A cultural landmark for both Christians and Muslims, the Hagia Sophia attracted 3.7 million visitors in 2019, according to Istanbul governor's office.
The mosque conversion "will disappoint millions of Christians around the world," Istanbul-based Patriarch Bartholomew I, the spiritual leader of the Orthodox Christian Church, said in a statement earlier this month.
Karaman said the Hagia Sophia may not be able to be opened for Muslim worship immediately due to logistical issues including covering Christian symbols prohibited in mosques.
Curtain over Christian symbols
Pro-government media recently suggested stretching a curtain over the symbols, among them a well-known mosaic face of an angel uncovered in 2009.
Long a reminder of Turkey’s secular constitution to many with its neutral position, Hagia Sophia hosted an Islamic ceremony accompanied by a call to prayer back in 2016, the first such event in 84 years.

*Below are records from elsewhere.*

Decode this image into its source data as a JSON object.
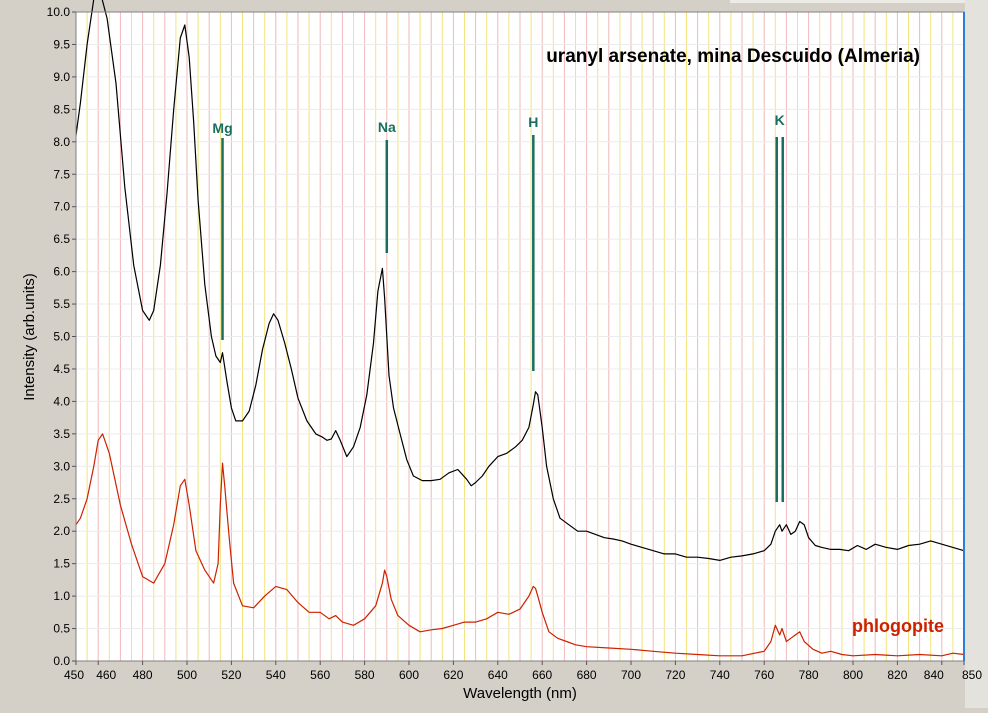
{
  "chart_data": {
    "type": "line",
    "title": "uranyl arsenate, mina Descuido (Almeria)",
    "xlabel": "Wavelength (nm)",
    "ylabel": "Intensity (arb.units)",
    "xlim": [
      450,
      850
    ],
    "ylim": [
      0,
      10
    ],
    "grid": true,
    "xticks": [
      "450",
      "460",
      "480",
      "500",
      "520",
      "540",
      "560",
      "580",
      "600",
      "620",
      "640",
      "660",
      "680",
      "700",
      "720",
      "740",
      "760",
      "780",
      "800",
      "820",
      "840",
      "850"
    ],
    "yticks": [
      "0.0",
      "0.5",
      "1.0",
      "1.5",
      "2.0",
      "2.5",
      "3.0",
      "3.5",
      "4.0",
      "4.5",
      "5.0",
      "5.5",
      "6.0",
      "6.5",
      "7.0",
      "7.5",
      "8.0",
      "8.5",
      "9.0",
      "9.5",
      "10.0"
    ],
    "series": [
      {
        "color": "#000000",
        "x": [
          450,
          452,
          455,
          458,
          461,
          464,
          468,
          472,
          476,
          480,
          483,
          485,
          488,
          491,
          494,
          497,
          499,
          501,
          503,
          505,
          508,
          511,
          513,
          515,
          516,
          518,
          520,
          522,
          525,
          528,
          531,
          534,
          537,
          539,
          541,
          544,
          547,
          550,
          554,
          558,
          561,
          563,
          565,
          567,
          569,
          572,
          575,
          578,
          581,
          584,
          586,
          588,
          589,
          590,
          591,
          593,
          596,
          599,
          602,
          606,
          610,
          614,
          618,
          622,
          626,
          628,
          630,
          633,
          636,
          640,
          644,
          648,
          651,
          654,
          656,
          657,
          658,
          660,
          662,
          665,
          668,
          672,
          676,
          680,
          684,
          688,
          692,
          696,
          700,
          705,
          710,
          715,
          720,
          725,
          730,
          735,
          740,
          745,
          750,
          755,
          760,
          763,
          765,
          767,
          768,
          770,
          772,
          774,
          776,
          778,
          780,
          783,
          786,
          790,
          794,
          798,
          802,
          806,
          810,
          815,
          820,
          825,
          830,
          835,
          840,
          845,
          850
        ],
        "y": [
          8.1,
          8.6,
          9.5,
          10.2,
          10.3,
          9.9,
          8.9,
          7.3,
          6.1,
          5.4,
          5.25,
          5.4,
          6.1,
          7.2,
          8.5,
          9.6,
          9.8,
          9.3,
          8.3,
          7.1,
          5.8,
          5.0,
          4.7,
          4.6,
          4.75,
          4.3,
          3.9,
          3.7,
          3.7,
          3.85,
          4.25,
          4.8,
          5.2,
          5.35,
          5.25,
          4.9,
          4.5,
          4.05,
          3.7,
          3.5,
          3.45,
          3.4,
          3.42,
          3.55,
          3.4,
          3.15,
          3.3,
          3.6,
          4.1,
          4.9,
          5.7,
          6.05,
          5.6,
          5.0,
          4.4,
          3.9,
          3.5,
          3.1,
          2.85,
          2.78,
          2.78,
          2.8,
          2.9,
          2.95,
          2.8,
          2.7,
          2.75,
          2.85,
          3.0,
          3.15,
          3.2,
          3.3,
          3.4,
          3.6,
          3.95,
          4.15,
          4.1,
          3.6,
          3.0,
          2.5,
          2.2,
          2.1,
          2.0,
          2.0,
          1.95,
          1.9,
          1.88,
          1.85,
          1.8,
          1.75,
          1.7,
          1.65,
          1.65,
          1.6,
          1.6,
          1.58,
          1.55,
          1.6,
          1.62,
          1.65,
          1.7,
          1.8,
          2.0,
          2.1,
          2.0,
          2.1,
          1.95,
          2.0,
          2.15,
          2.1,
          1.9,
          1.78,
          1.75,
          1.72,
          1.72,
          1.7,
          1.78,
          1.72,
          1.8,
          1.75,
          1.72,
          1.78,
          1.8,
          1.85,
          1.8,
          1.75,
          1.7
        ]
      },
      {
        "name": "phlogopite",
        "color": "#cc2200",
        "x": [
          450,
          452,
          455,
          458,
          460,
          462,
          465,
          470,
          475,
          480,
          485,
          490,
          494,
          497,
          499,
          501,
          504,
          508,
          512,
          514,
          515,
          516,
          517,
          519,
          521,
          525,
          530,
          535,
          540,
          545,
          550,
          555,
          560,
          564,
          567,
          570,
          575,
          580,
          585,
          588,
          589,
          590,
          592,
          595,
          600,
          605,
          610,
          615,
          620,
          625,
          630,
          635,
          640,
          645,
          650,
          654,
          656,
          657,
          658,
          660,
          663,
          667,
          671,
          675,
          680,
          690,
          700,
          710,
          720,
          730,
          740,
          750,
          760,
          763,
          765,
          767,
          768,
          770,
          772,
          774,
          776,
          778,
          782,
          786,
          790,
          795,
          800,
          810,
          820,
          830,
          840,
          845,
          850
        ],
        "y": [
          2.1,
          2.2,
          2.5,
          3.0,
          3.4,
          3.5,
          3.2,
          2.4,
          1.8,
          1.3,
          1.2,
          1.5,
          2.1,
          2.7,
          2.8,
          2.4,
          1.7,
          1.4,
          1.2,
          1.5,
          2.4,
          3.05,
          2.7,
          1.9,
          1.2,
          0.85,
          0.82,
          1.0,
          1.15,
          1.1,
          0.9,
          0.75,
          0.75,
          0.65,
          0.7,
          0.6,
          0.55,
          0.65,
          0.85,
          1.2,
          1.4,
          1.3,
          0.95,
          0.7,
          0.55,
          0.45,
          0.48,
          0.5,
          0.55,
          0.6,
          0.6,
          0.65,
          0.75,
          0.72,
          0.8,
          1.0,
          1.15,
          1.12,
          1.0,
          0.75,
          0.45,
          0.35,
          0.3,
          0.25,
          0.22,
          0.2,
          0.18,
          0.15,
          0.12,
          0.1,
          0.08,
          0.08,
          0.15,
          0.3,
          0.55,
          0.4,
          0.5,
          0.3,
          0.35,
          0.4,
          0.45,
          0.3,
          0.18,
          0.12,
          0.15,
          0.1,
          0.08,
          0.1,
          0.08,
          0.1,
          0.08,
          0.12,
          0.1
        ]
      }
    ],
    "annotations": [
      {
        "label": "Mg",
        "x": 516,
        "color": "#1a6e5e"
      },
      {
        "label": "Na",
        "x": 590,
        "color": "#1a6e5e"
      },
      {
        "label": "H",
        "x": 656,
        "color": "#1a6e5e"
      },
      {
        "label": "K",
        "x": 767,
        "color": "#1a6e5e"
      }
    ]
  }
}
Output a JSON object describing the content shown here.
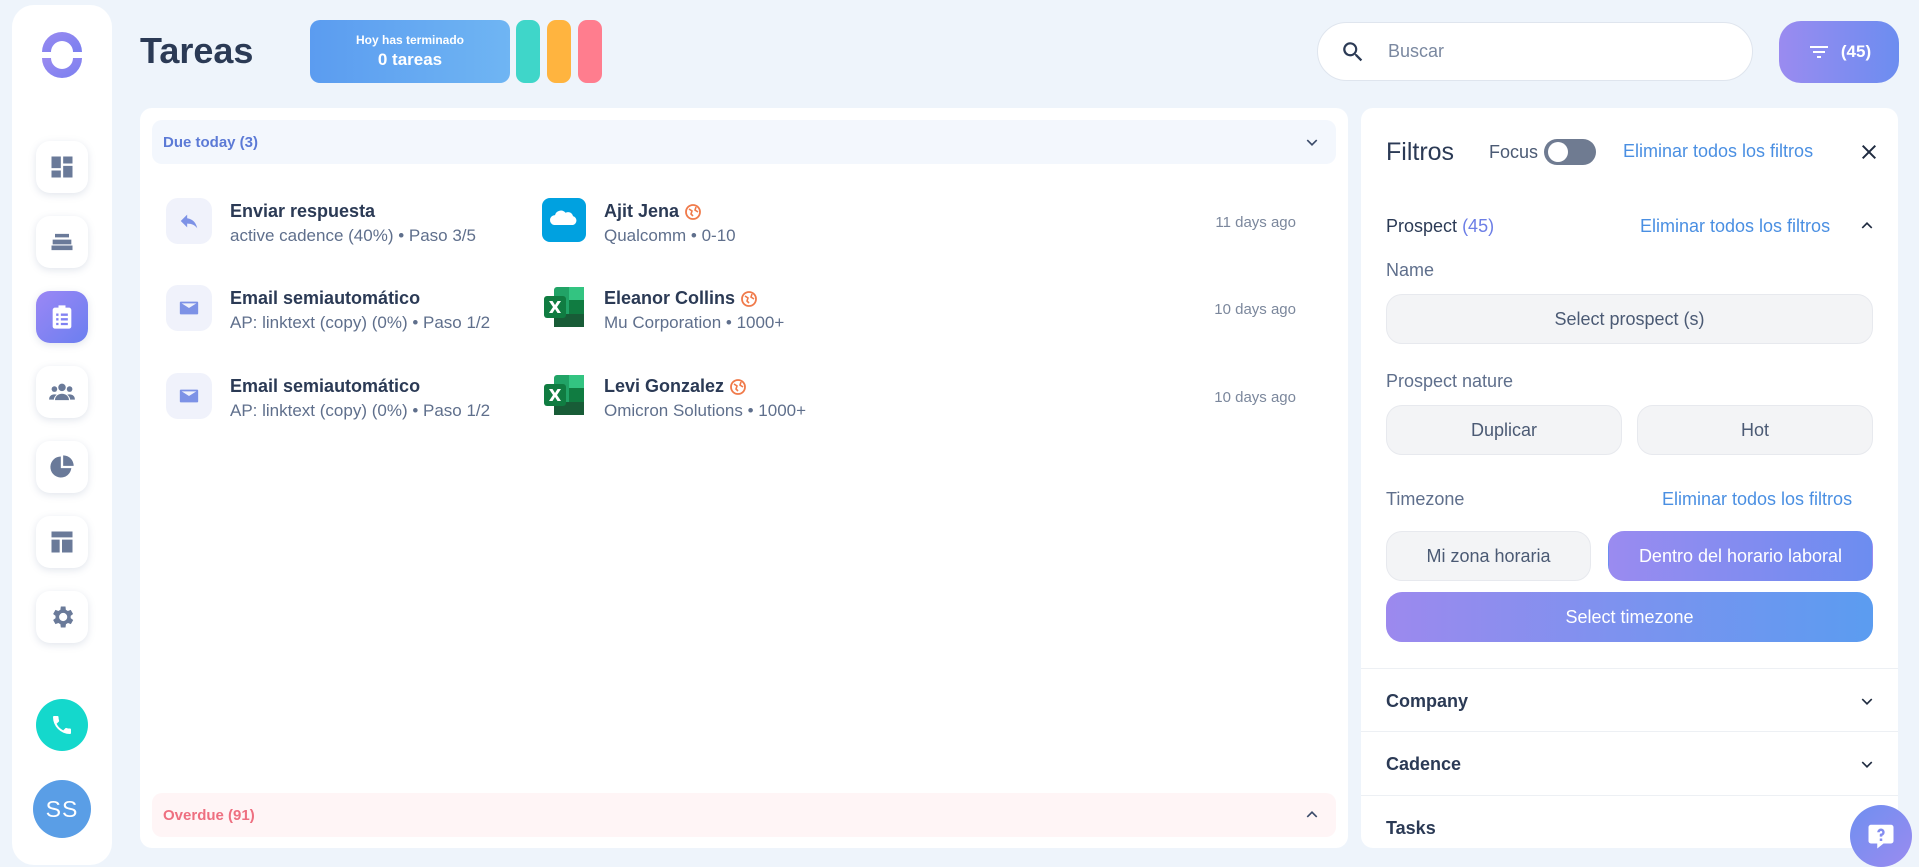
{
  "page": {
    "title": "Tareas"
  },
  "progress": {
    "line1": "Hoy has terminado",
    "line2": "0 tareas"
  },
  "colors": {
    "pill1": "#3fd6c9",
    "pill2": "#ffb43f",
    "pill3": "#ff7d8e",
    "accent": "#6c8df0",
    "overdue": "#ee6f80"
  },
  "search": {
    "placeholder": "Buscar"
  },
  "filter_button": {
    "label": "(45)"
  },
  "sidebar": {
    "items": [
      {
        "icon": "dashboard-icon"
      },
      {
        "icon": "inbox-stack-icon"
      },
      {
        "icon": "clipboard-tasks-icon",
        "active": true
      },
      {
        "icon": "people-icon"
      },
      {
        "icon": "pie-chart-icon"
      },
      {
        "icon": "layout-icon"
      },
      {
        "icon": "gear-icon"
      }
    ],
    "avatar_initials": "SS"
  },
  "groups": {
    "due_today": "Due today (3)",
    "overdue": "Overdue (91)"
  },
  "tasks": [
    {
      "type": "reply",
      "title": "Enviar respuesta",
      "subtitle": "active cadence (40%) • Paso 3/5",
      "source": "salesforce",
      "name": "Ajit Jena",
      "company": "Qualcomm • 0-10",
      "time": "11 days ago"
    },
    {
      "type": "email",
      "title": "Email semiautomático",
      "subtitle": "AP: linktext (copy) (0%) • Paso 1/2",
      "source": "excel",
      "name": "Eleanor Collins",
      "company": "Mu Corporation • 1000+",
      "time": "10 days ago"
    },
    {
      "type": "email",
      "title": "Email semiautomático",
      "subtitle": "AP: linktext (copy) (0%) • Paso 1/2",
      "source": "excel",
      "name": "Levi Gonzalez",
      "company": "Omicron Solutions • 1000+",
      "time": "10 days ago"
    }
  ],
  "filters": {
    "title": "Filtros",
    "focus_label": "Focus",
    "clear_all": "Eliminar todos los filtros",
    "prospect": {
      "title": "Prospect",
      "count": "(45)",
      "clear": "Eliminar todos los filtros"
    },
    "name_label": "Name",
    "select_prospect": "Select prospect (s)",
    "nature_label": "Prospect nature",
    "nature_options": [
      "Duplicar",
      "Hot"
    ],
    "timezone_label": "Timezone",
    "timezone_clear": "Eliminar todos los filtros",
    "timezone_options": [
      "Mi zona horaria",
      "Dentro del horario laboral"
    ],
    "select_timezone": "Select timezone",
    "sections": [
      "Company",
      "Cadence",
      "Tasks"
    ]
  }
}
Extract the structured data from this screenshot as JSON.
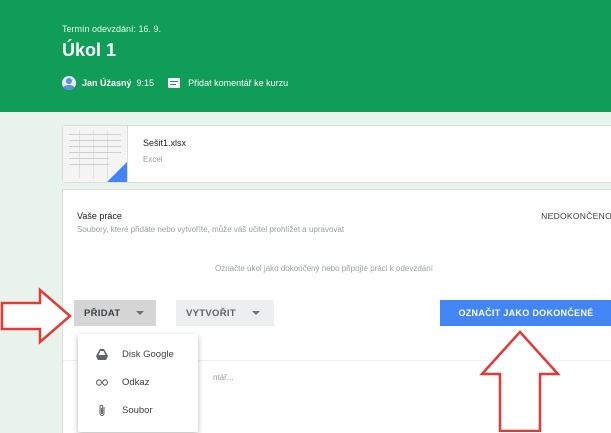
{
  "assignment": {
    "due": "Termín odevzdání: 16. 9.",
    "title": "Úkol 1",
    "author": "Jan Úžasný",
    "time": "9:15",
    "add_comment": "Přidat komentář ke kurzu"
  },
  "attachment": {
    "name": "Sešit1.xlsx",
    "type": "Excel"
  },
  "work": {
    "title": "Vaše práce",
    "subtitle": "Soubory, které přidáte nebo vytvoříte, může váš učitel prohlížet a upravovat",
    "status": "NEDOKONČENO",
    "hint": "Označte úkol jako dokončený nebo připojte práci k odevzdání",
    "add_button": "PŘIDAT",
    "create_button": "VYTVOŘIT",
    "done_button": "OZNAČIT JAKO DOKONČENÉ",
    "private_comment_partial": "ntář..."
  },
  "add_menu": {
    "items": [
      {
        "label": "Disk Google",
        "icon": "google-drive-icon"
      },
      {
        "label": "Odkaz",
        "icon": "link-icon"
      },
      {
        "label": "Soubor",
        "icon": "paperclip-icon"
      }
    ]
  },
  "colors": {
    "header_green": "#0f9d58",
    "background": "#e8f3ec",
    "primary_blue": "#4285f4",
    "annotation_red": "#e53935"
  }
}
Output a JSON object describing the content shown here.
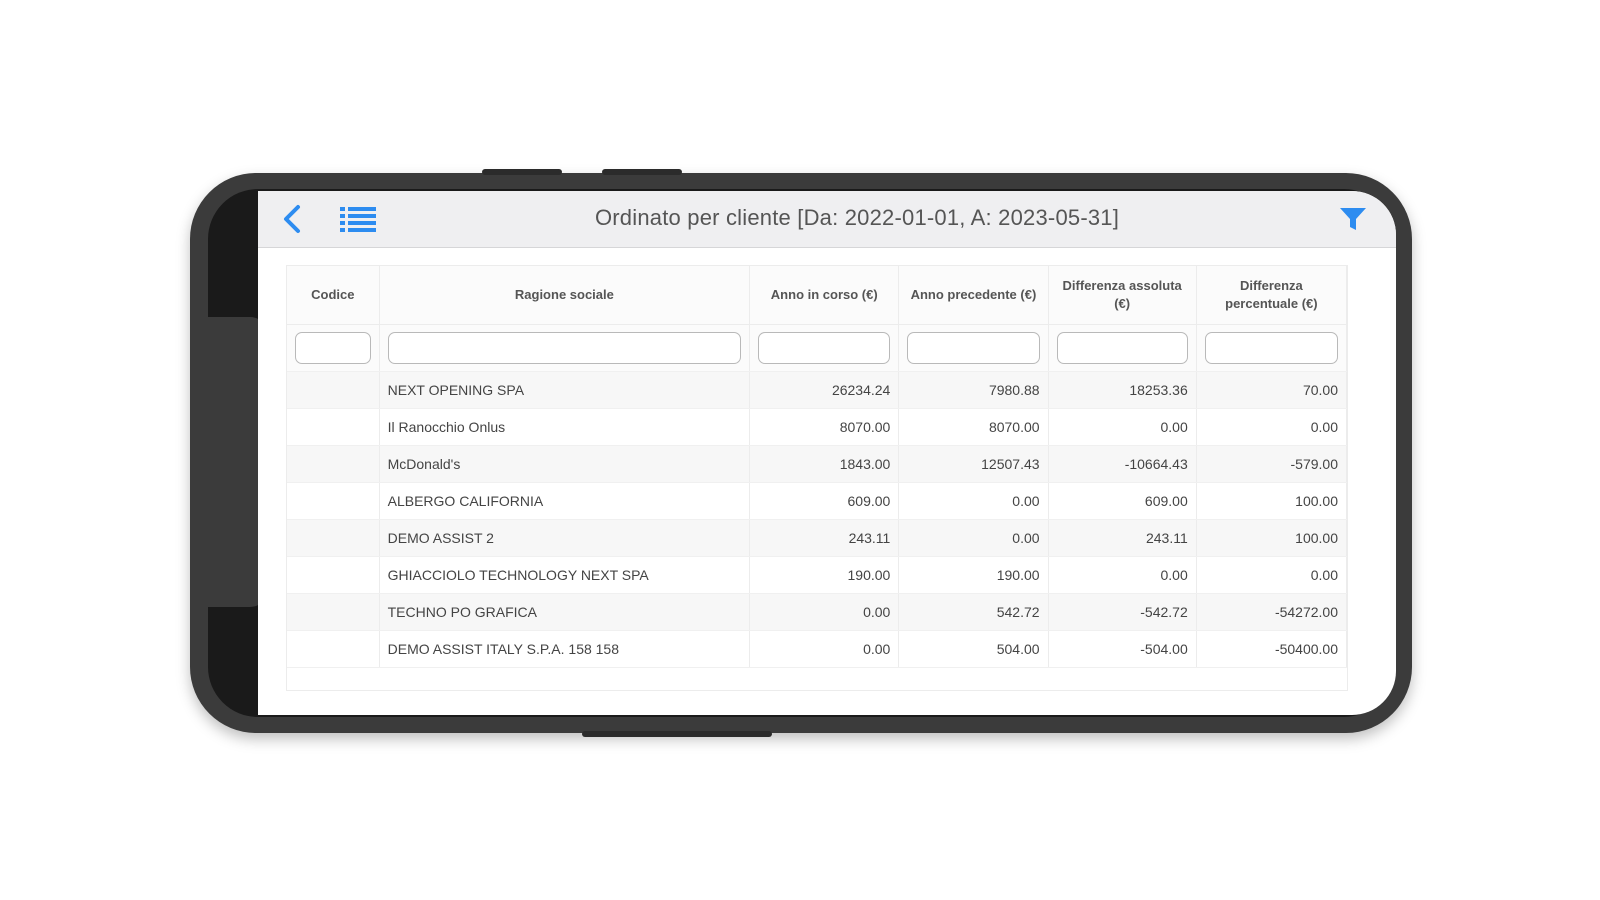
{
  "header": {
    "title": "Ordinato per cliente [Da: 2022-01-01, A: 2023-05-31]",
    "back_icon": "chevron-left-icon",
    "list_icon": "list-icon",
    "filter_icon": "filter-icon",
    "accent_color": "#2d8cf0"
  },
  "table": {
    "columns": [
      "Codice",
      "Ragione sociale",
      "Anno in corso (€)",
      "Anno precedente (€)",
      "Differenza assoluta (€)",
      "Differenza percentuale (€)"
    ],
    "filters": [
      "",
      "",
      "",
      "",
      "",
      ""
    ],
    "rows": [
      [
        "",
        "NEXT OPENING SPA",
        "26234.24",
        "7980.88",
        "18253.36",
        "70.00"
      ],
      [
        "",
        "Il Ranocchio Onlus",
        "8070.00",
        "8070.00",
        "0.00",
        "0.00"
      ],
      [
        "",
        "McDonald's",
        "1843.00",
        "12507.43",
        "-10664.43",
        "-579.00"
      ],
      [
        "",
        "ALBERGO CALIFORNIA",
        "609.00",
        "0.00",
        "609.00",
        "100.00"
      ],
      [
        "",
        "DEMO ASSIST 2",
        "243.11",
        "0.00",
        "243.11",
        "100.00"
      ],
      [
        "",
        "GHIACCIOLO TECHNOLOGY NEXT SPA",
        "190.00",
        "190.00",
        "0.00",
        "0.00"
      ],
      [
        "",
        "TECHNO PO GRAFICA",
        "0.00",
        "542.72",
        "-542.72",
        "-54272.00"
      ],
      [
        "",
        "DEMO ASSIST ITALY S.P.A. 158 158",
        "0.00",
        "504.00",
        "-504.00",
        "-50400.00"
      ]
    ]
  }
}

"Hagia Sophia Mosque" hashtag was a trending topic on Turkish Twitter on Friday, with members of the Cabinet also congratulating the conversion.
Lawmakers applauded as they stood up while the parliament speaker read out loud Erdogan's order, state broadcaster TRT footage showed.
Leader of main opposition secular Republican People's Party (CHP) Kemal Kilicdaroglu earlier this month accused Erdogan of "using as a political tool" the Hagia Sophia issue.
A recent poll by Turkey's Metropoll found that 44% of Turks believe the government brought Hagia Sophia on the agenda to divert attention from economic troubles.
Turkish media have reported that Islamic prayers could be held there on July 15, the fourth anniversary of a failed coup by a faction in the military.